This week Andrea and I join their ranks. We thought it would be fun to film us doing what we do best (OK, second best), talking about music. We have a lot of great cross-generational, Gen X to Millennial, chats about records. I love sharing my “ancient” twentieth century music with someone born after the creation of MTV and she shares some amazing discs from south of the border.  She was born in southern Mexico and I grew up in the suburban South. We both value the totality of a great record. I gave her Patti Smith and she gave me Café Tacvba.

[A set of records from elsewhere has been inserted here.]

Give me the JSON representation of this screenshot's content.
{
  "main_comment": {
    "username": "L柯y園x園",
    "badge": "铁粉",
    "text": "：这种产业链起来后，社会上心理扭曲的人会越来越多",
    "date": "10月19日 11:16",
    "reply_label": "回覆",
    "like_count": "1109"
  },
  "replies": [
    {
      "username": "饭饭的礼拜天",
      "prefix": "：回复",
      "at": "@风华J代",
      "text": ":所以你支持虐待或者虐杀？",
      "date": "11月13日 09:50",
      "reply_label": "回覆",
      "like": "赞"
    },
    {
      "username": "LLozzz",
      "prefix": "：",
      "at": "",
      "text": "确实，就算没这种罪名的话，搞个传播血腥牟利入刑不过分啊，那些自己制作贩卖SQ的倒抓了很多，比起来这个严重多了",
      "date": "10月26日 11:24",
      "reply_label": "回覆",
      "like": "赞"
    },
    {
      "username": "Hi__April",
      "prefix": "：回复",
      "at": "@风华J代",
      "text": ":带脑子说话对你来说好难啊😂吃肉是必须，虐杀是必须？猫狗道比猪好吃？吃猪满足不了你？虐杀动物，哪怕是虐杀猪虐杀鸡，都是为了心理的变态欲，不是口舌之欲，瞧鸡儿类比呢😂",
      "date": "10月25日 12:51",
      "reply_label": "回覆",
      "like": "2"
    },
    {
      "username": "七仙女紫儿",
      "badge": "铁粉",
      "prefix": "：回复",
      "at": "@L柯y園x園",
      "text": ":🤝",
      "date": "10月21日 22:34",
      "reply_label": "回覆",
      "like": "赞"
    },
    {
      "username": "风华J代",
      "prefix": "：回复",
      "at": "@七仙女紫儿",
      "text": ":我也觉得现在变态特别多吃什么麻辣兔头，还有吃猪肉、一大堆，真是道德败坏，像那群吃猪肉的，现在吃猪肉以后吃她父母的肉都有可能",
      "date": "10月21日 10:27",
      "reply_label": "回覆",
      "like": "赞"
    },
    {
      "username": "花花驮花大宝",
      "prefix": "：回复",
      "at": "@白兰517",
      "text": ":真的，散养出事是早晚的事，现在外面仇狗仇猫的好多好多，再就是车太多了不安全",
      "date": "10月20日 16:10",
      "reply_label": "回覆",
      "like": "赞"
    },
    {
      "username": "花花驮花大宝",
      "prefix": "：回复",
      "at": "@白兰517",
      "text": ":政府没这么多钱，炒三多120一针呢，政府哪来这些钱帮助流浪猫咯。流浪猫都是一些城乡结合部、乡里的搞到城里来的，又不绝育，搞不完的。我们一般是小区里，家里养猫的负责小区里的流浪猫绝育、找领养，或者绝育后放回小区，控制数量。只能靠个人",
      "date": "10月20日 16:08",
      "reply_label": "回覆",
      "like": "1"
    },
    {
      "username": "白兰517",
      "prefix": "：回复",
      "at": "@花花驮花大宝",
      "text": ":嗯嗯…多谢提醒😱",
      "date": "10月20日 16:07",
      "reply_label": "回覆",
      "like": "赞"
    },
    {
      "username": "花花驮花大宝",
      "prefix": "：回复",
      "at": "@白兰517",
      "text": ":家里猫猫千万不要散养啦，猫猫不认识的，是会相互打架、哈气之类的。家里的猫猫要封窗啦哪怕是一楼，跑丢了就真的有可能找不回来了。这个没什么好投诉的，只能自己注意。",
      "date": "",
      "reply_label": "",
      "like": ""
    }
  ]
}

We’re happy to launch the Vinyl Fetish Club on YouTube, where we wander into my record collection and I play some choice platters for my beloved wife. There will be some great sociological discussions, but I have a feeling the best part will be charting her reactions as I lay some Dead Kennedys and King Crimson on her orejas. Viewers might enjoy that sight more than me explaining why a guy from Fugazi producing a Bikini Kill record matters. She’s a lot to take in when a good tune is blasting out of the crappy Service Merchandise stereo in my record room. Hot blooded, check it and see.


Our first episode is dedicated to the ever controversial Ted Nugent and his 1977 classic album Cat Scratch Fever. We ask the question, can shitty people make great art? Nugent is among the shittiest, but that is still a great album. And before you get all high and mighty liberal, most of the music you love was made by seriously flawed people. John Lennon admitted that he beat his first wife, so does that put The Beatles off limits? So we start with a challenging call to love the jam while rejecting the man.

Please subscribe. We plan to upload a video each week and there will certainly be diversions from our “record review” theme. I don’t expect to have as many subscribers as JustinBieberVevo (16,941,467,020), but I can promise it will be highly entertaining.  And fledgling hipsters can pick up some inside info impress their lame peers. And also, Andrea. Happy birthday, YouTube.


The Bebop of Love

February 14, 2017


A Little Valentines Jazz for My Wife

When love walks in the room

It sounds like chaos


Sheets of sound

Bibbity bop badang dang


The first time I saw you I heard trumpets

Louis Armstrong

Heralding the arrival of a saint

Dizzy Gillespie’s cheeks filled the room

Bap bap bap bap BAM


The horns swirled around my head

The beat was in your hips

I was caught in a madness

Focusing on the drums instead of the bass

Badum baDUM, badum baDum


The hard bop can chew you up

Pull you in for the frenzy

Then break your bones

Many will fall off the stand

And retreat to familiar standards

Tooty toot toot yeah yeah yeah


I hung in for the ascension

Riding the form to the next stage

Out of the manic comes the spiritual

The combo in complete tonal harmony

Trilla la lee Trilla la la Om


Our band became a trio

Finding the groove

A duo backing a soloist

And then coming back in right on time

Dat dat tss bom bom tss


Your softness

Your hardness

Your art

Like Miles on a Saturday night

Tee tee tee teeeee


You took me from Big Band

to sketches of Spain

with a Cumbia breakdown

Keeping the swing in your hips

Chi chi chi chi cha


But the mediations were there all along

A love supreme

Badum baDUM, badum baDum

A love supreme

Badum baDUM, badum baDum


Here’s last year’s poem: The Song of the Sirens